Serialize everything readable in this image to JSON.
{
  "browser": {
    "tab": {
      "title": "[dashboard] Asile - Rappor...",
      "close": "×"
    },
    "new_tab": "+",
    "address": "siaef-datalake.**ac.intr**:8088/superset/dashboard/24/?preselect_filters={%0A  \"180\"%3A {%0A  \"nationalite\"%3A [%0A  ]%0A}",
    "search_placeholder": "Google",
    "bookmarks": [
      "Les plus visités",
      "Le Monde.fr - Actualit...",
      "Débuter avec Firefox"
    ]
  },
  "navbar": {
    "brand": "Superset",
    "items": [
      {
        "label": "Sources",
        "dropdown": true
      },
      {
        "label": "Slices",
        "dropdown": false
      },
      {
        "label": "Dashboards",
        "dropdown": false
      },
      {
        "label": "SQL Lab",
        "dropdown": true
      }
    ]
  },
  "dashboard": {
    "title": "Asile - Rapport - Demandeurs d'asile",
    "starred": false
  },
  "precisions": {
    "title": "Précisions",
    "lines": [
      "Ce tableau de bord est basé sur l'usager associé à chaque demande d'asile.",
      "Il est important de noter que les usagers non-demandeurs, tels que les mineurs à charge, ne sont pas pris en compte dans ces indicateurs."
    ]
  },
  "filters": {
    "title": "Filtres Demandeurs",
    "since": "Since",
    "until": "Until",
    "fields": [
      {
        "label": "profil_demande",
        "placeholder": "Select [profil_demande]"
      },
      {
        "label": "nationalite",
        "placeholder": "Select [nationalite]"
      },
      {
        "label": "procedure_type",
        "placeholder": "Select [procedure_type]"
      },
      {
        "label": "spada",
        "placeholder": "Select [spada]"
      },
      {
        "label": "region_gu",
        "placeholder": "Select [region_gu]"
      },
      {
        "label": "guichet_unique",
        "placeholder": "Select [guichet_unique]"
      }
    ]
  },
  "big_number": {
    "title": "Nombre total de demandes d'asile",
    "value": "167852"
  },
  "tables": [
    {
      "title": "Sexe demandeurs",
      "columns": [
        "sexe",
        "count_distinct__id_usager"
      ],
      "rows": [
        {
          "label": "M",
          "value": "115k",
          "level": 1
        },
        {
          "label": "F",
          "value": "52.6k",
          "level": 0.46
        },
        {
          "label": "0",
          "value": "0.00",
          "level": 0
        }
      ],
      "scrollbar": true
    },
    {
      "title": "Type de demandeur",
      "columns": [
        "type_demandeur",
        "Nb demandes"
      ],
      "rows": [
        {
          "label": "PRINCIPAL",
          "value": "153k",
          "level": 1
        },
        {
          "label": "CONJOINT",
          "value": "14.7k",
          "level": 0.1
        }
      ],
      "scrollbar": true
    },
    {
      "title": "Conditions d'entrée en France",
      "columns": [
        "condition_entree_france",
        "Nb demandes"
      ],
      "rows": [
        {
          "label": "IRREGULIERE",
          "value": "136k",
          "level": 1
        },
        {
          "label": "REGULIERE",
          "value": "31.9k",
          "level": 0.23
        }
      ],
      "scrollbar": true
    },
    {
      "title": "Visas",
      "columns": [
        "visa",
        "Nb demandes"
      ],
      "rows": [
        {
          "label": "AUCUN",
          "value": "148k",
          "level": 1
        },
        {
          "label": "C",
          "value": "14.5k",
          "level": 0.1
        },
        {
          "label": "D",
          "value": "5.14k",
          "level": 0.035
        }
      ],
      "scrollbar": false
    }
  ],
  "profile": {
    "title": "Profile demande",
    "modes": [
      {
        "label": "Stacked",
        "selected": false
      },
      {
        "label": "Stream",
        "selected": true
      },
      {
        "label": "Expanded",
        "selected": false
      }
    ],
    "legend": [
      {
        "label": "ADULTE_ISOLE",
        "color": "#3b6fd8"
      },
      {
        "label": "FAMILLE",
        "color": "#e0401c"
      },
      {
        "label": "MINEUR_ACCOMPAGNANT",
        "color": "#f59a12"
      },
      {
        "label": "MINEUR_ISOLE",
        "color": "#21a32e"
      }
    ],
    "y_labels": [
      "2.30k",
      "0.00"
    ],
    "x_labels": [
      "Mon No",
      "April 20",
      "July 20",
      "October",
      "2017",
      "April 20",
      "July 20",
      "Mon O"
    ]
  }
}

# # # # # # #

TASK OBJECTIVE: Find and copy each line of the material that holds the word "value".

ANSWER TO THIS PROBLEM:
    "value": "167852"
          "value": "115k",
          "value": "52.6k",
          "value": "0.00",
          "value": "153k",
          "value": "14.7k",
          "value": "136k",
          "value": "31.9k",
          "value": "148k",
          "value": "14.5k",
          "value": "5.14k",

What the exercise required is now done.